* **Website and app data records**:

┄┄┄┄┄┄┄┄┄┄┄┄┄┄┄┄┄┄┄┄

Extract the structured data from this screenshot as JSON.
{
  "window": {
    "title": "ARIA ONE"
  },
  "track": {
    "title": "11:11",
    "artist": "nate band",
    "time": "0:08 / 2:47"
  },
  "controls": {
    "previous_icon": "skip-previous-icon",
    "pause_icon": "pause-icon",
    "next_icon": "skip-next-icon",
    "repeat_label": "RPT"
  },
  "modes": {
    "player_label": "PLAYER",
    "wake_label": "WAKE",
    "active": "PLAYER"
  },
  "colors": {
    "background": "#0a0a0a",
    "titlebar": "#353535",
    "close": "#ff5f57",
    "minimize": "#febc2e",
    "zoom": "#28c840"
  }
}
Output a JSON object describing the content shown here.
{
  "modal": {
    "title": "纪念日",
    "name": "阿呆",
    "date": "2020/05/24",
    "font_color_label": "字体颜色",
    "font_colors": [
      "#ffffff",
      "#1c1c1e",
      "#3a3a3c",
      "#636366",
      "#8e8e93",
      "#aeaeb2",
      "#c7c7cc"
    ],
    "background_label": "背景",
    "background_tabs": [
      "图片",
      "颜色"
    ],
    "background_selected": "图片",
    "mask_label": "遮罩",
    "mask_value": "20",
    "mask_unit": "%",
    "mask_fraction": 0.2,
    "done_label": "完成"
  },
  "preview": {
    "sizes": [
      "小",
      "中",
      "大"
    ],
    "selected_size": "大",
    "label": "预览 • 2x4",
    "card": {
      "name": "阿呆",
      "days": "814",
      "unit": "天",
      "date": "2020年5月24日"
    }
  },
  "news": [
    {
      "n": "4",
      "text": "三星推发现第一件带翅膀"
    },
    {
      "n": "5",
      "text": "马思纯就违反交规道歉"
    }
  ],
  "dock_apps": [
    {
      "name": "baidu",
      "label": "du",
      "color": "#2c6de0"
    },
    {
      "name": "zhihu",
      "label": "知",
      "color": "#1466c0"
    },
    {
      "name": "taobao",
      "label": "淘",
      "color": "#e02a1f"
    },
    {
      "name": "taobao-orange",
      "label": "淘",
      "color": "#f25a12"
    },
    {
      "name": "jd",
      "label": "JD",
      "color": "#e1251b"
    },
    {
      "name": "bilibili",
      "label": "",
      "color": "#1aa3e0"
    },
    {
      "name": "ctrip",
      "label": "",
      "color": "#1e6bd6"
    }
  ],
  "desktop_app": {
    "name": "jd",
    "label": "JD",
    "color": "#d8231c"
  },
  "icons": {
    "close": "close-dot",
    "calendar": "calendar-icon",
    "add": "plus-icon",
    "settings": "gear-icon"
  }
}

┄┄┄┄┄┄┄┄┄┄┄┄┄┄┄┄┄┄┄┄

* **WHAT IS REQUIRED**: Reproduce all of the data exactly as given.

* **RESPONSE BELOW**:
Extract the structured data from this screenshot as JSON.
{
  "window": {
    "title": "ARIA ONE"
  },
  "track": {
    "title": "11:11",
    "artist": "nate band",
    "time": "0:08 / 2:47"
  },
  "controls": {
    "previous_icon": "skip-previous-icon",
    "pause_icon": "pause-icon",
    "next_icon": "skip-next-icon",
    "repeat_label": "RPT"
  },
  "modes": {
    "player_label": "PLAYER",
    "wake_label": "WAKE",
    "active": "PLAYER"
  },
  "colors": {
    "background": "#0a0a0a",
    "titlebar": "#353535",
    "close": "#ff5f57",
    "minimize": "#febc2e",
    "zoom": "#28c840"
  }
}
Output a JSON object describing the content shown here.
{
  "modal": {
    "title": "纪念日",
    "name": "阿呆",
    "date": "2020/05/24",
    "font_color_label": "字体颜色",
    "font_colors": [
      "#ffffff",
      "#1c1c1e",
      "#3a3a3c",
      "#636366",
      "#8e8e93",
      "#aeaeb2",
      "#c7c7cc"
    ],
    "background_label": "背景",
    "background_tabs": [
      "图片",
      "颜色"
    ],
    "background_selected": "图片",
    "mask_label": "遮罩",
    "mask_value": "20",
    "mask_unit": "%",
    "mask_fraction": 0.2,
    "done_label": "完成"
  },
  "preview": {
    "sizes": [
      "小",
      "中",
      "大"
    ],
    "selected_size": "大",
    "label": "预览 • 2x4",
    "card": {
      "name": "阿呆",
      "days": "814",
      "unit": "天",
      "date": "2020年5月24日"
    }
  },
  "news": [
    {
      "n": "4",
      "text": "三星推发现第一件带翅膀"
    },
    {
      "n": "5",
      "text": "马思纯就违反交规道歉"
    }
  ],
  "dock_apps": [
    {
      "name": "baidu",
      "label": "du",
      "color": "#2c6de0"
    },
    {
      "name": "zhihu",
      "label": "知",
      "color": "#1466c0"
    },
    {
      "name": "taobao",
      "label": "淘",
      "color": "#e02a1f"
    },
    {
      "name": "taobao-orange",
      "label": "淘",
      "color": "#f25a12"
    },
    {
      "name": "jd",
      "label": "JD",
      "color": "#e1251b"
    },
    {
      "name": "bilibili",
      "label": "",
      "color": "#1aa3e0"
    },
    {
      "name": "ctrip",
      "label": "",
      "color": "#1e6bd6"
    }
  ],
  "desktop_app": {
    "name": "jd",
    "label": "JD",
    "color": "#d8231c"
  },
  "icons": {
    "close": "close-dot",
    "calendar": "calendar-icon",
    "add": "plus-icon",
    "settings": "gear-icon"
  }
}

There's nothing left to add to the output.